|International Classification||H01L23/31, H01L25/065, H01L25/18, H01L25/07|
|Cooperative Classification||H01L24/49, H01L24/48, H01L2224/73265, H01L2224/06164, H01L2924/145, H01L2224/06165, H01L2924/1435, H01L2924/141, H01L2924/143, H01L2224/32225, H01L2224/48227, H01L2924/14, H01L2225/06582, H01L2225/06506, H01L2924/19041, H01L2225/0651, H01L2924/15311, H01L2224/32145, H01L2224/49175, H01L2224/49171, H01L2224/48145, H01L23/3128, H01L25/18, H01L25/0657, G01R31/2853|
|European Classification||H01L25/065S, H01L23/31H2B|
|Jun 11, 2001||AS||Assignment|
|Mar 28, 2006||FPAY||Fee payment|
Year of fee payment: 4
|Mar 23, 2010||FPAY||Fee payment|
Year of fee payment: 8

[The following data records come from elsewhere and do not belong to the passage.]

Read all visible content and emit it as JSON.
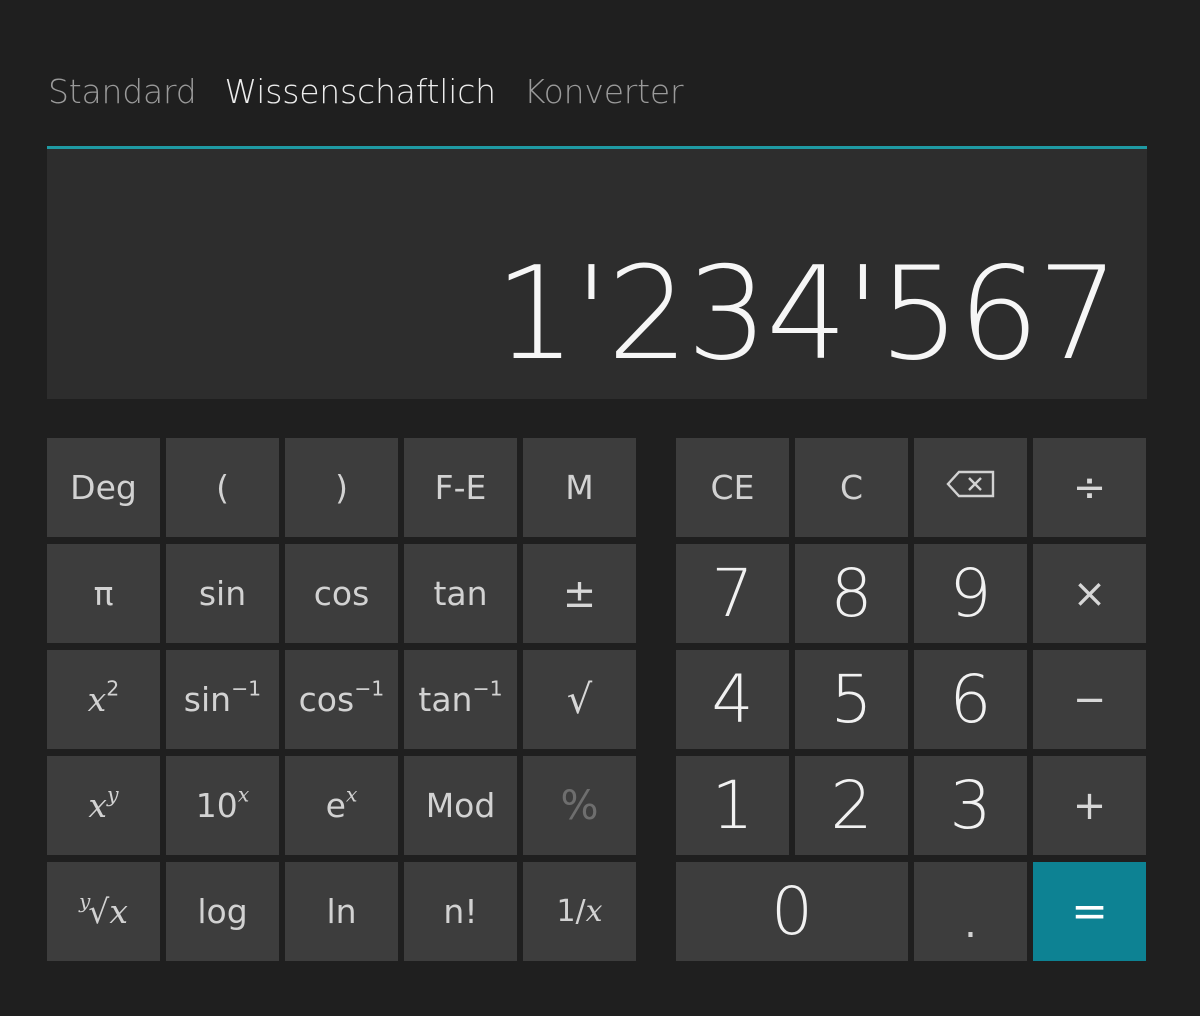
{
  "tabs": {
    "standard": "Standard",
    "scientific": "Wissenschaftlich",
    "converter": "Konverter"
  },
  "display": {
    "value": "1'234'567"
  },
  "accent_color": "#1f9aa3",
  "equals_color": "#0d8293",
  "sci": {
    "deg": "Deg",
    "open_paren": "(",
    "close_paren": ")",
    "fe": "F-E",
    "memory": "M",
    "pi": "π",
    "sin": "sin",
    "cos": "cos",
    "tan": "tan",
    "plus_minus": "±",
    "x_base": "x",
    "square_exp": "2",
    "asin_base": "sin",
    "acos_base": "cos",
    "atan_base": "tan",
    "inverse_exp": "−1",
    "sqrt": "√",
    "xy_exp": "y",
    "ten_base": "10",
    "x_exp": "x",
    "e_base": "e",
    "mod": "Mod",
    "percent": "%",
    "root_index": "y",
    "root_sign": "√",
    "log": "log",
    "ln": "ln",
    "factorial": "n!",
    "reciprocal_num": "1/",
    "reciprocal_var": "x"
  },
  "std": {
    "ce": "CE",
    "c": "C",
    "backspace_icon": "backspace-icon",
    "divide": "÷",
    "multiply": "×",
    "minus": "−",
    "plus": "+",
    "equals": "=",
    "decimal": ".",
    "d0": "0",
    "d1": "1",
    "d2": "2",
    "d3": "3",
    "d4": "4",
    "d5": "5",
    "d6": "6",
    "d7": "7",
    "d8": "8",
    "d9": "9"
  }
}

|Mar 26, 2014||FPAY||Fee payment|
Year of fee payment: 12